Element data from apps and pages

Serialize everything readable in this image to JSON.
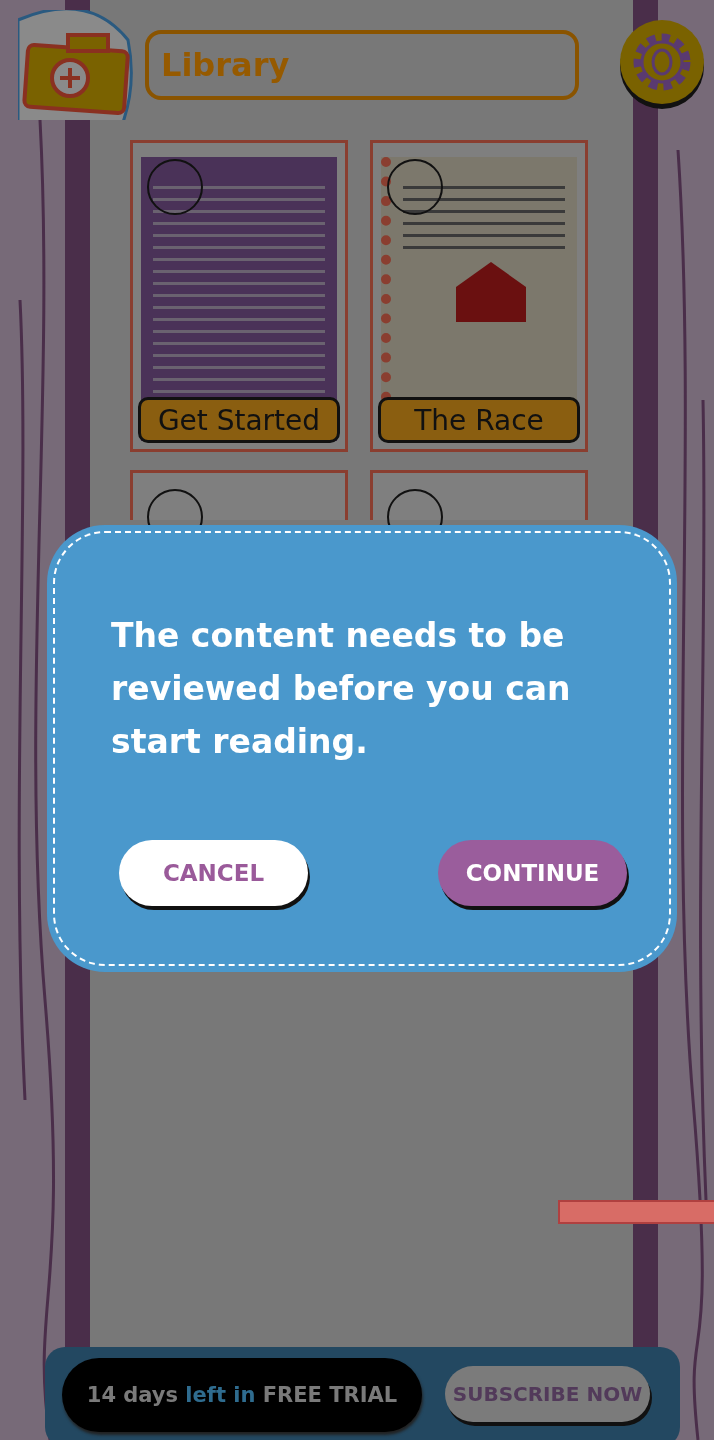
{
  "header": {
    "title": "Library"
  },
  "books": [
    {
      "kind": "guide",
      "title": "Get Started"
    },
    {
      "kind": "notebook",
      "title": "The Race"
    },
    {
      "kind": "empty"
    },
    {
      "kind": "empty"
    }
  ],
  "dialog": {
    "message": "The content needs to be reviewed before you can start reading.",
    "buttons": [
      {
        "label": "CANCEL",
        "kind": "secondary"
      },
      {
        "label": "CONTINUE",
        "kind": "primary"
      }
    ]
  },
  "trial": {
    "parts": [
      "14 days",
      "left in",
      "FREE TRIAL"
    ]
  },
  "subscribe": {
    "label": "SUBSCRIBE NOW"
  }
}
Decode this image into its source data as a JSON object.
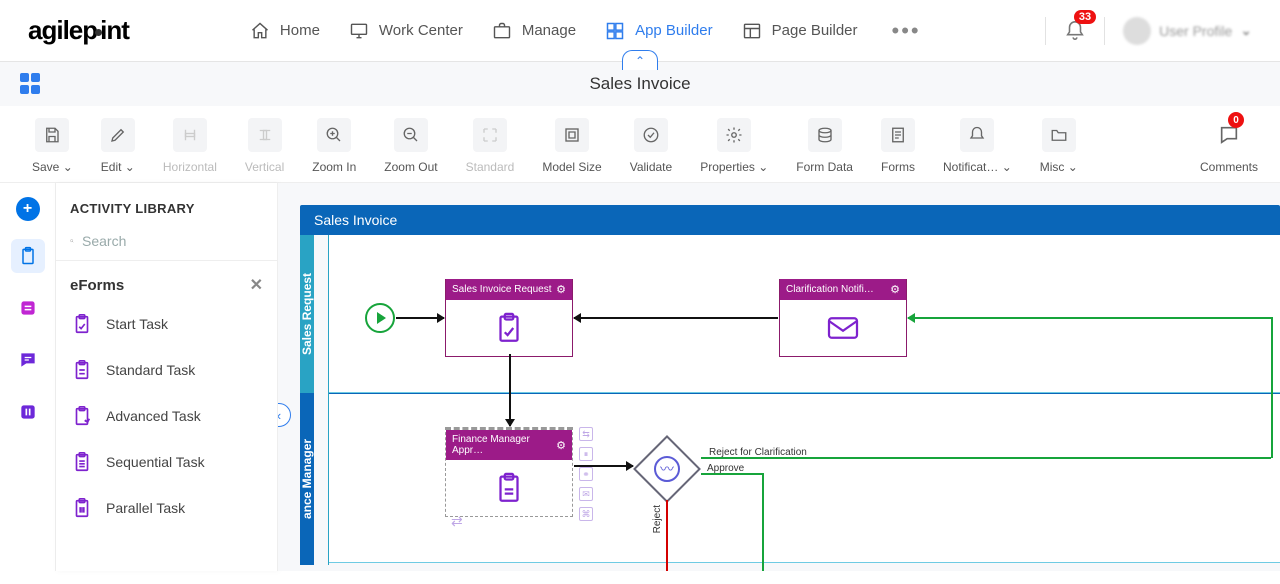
{
  "header": {
    "logo_a": "agilep",
    "logo_b": "int",
    "nav": [
      "Home",
      "Work Center",
      "Manage",
      "App Builder",
      "Page Builder"
    ],
    "notif_count": "33",
    "user_name": "User Profile"
  },
  "subheader": {
    "title": "Sales Invoice"
  },
  "toolbar": {
    "save": "Save",
    "edit": "Edit",
    "horizontal": "Horizontal",
    "vertical": "Vertical",
    "zoom_in": "Zoom In",
    "zoom_out": "Zoom Out",
    "standard": "Standard",
    "model_size": "Model Size",
    "validate": "Validate",
    "properties": "Properties",
    "form_data": "Form Data",
    "forms": "Forms",
    "notifications": "Notificat…",
    "misc": "Misc",
    "comments": "Comments",
    "comment_count": "0"
  },
  "library": {
    "title": "ACTIVITY LIBRARY",
    "search_placeholder": "Search",
    "section": "eForms",
    "items": [
      "Start Task",
      "Standard Task",
      "Advanced Task",
      "Sequential Task",
      "Parallel Task"
    ]
  },
  "process": {
    "title": "Sales Invoice",
    "lane1": "Sales Request",
    "lane2": "ance Manager",
    "act1": "Sales Invoice Request",
    "act2": "Clarification Notifi…",
    "act3": "Finance Manager Appr…",
    "c_reject_clar": "Reject for Clarification",
    "c_approve": "Approve",
    "c_reject": "Reject"
  }
}
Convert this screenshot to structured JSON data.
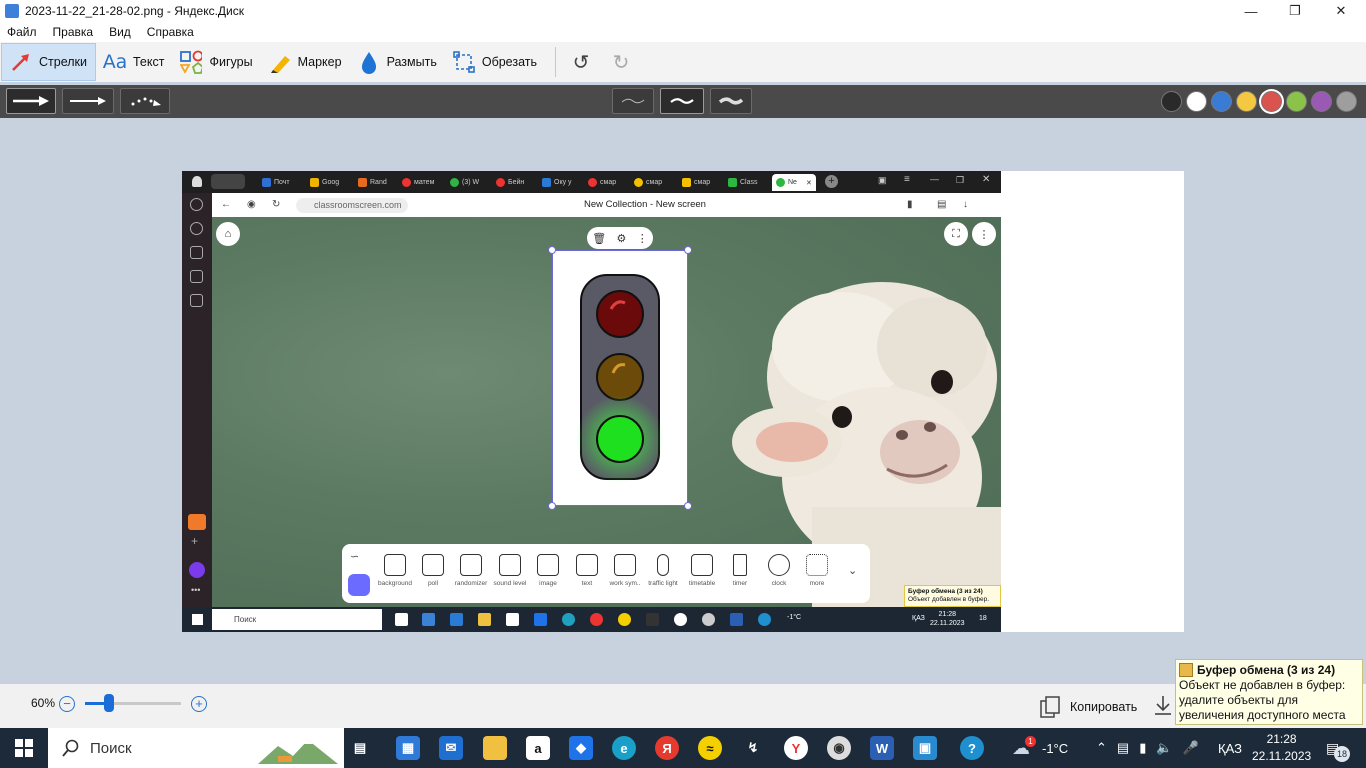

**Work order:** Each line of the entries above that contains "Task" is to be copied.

**Solution below:**
      "Start Task",
      "Standard Task",
      "Advanced Task",
      "Sequential Task",
      "Parallel Task"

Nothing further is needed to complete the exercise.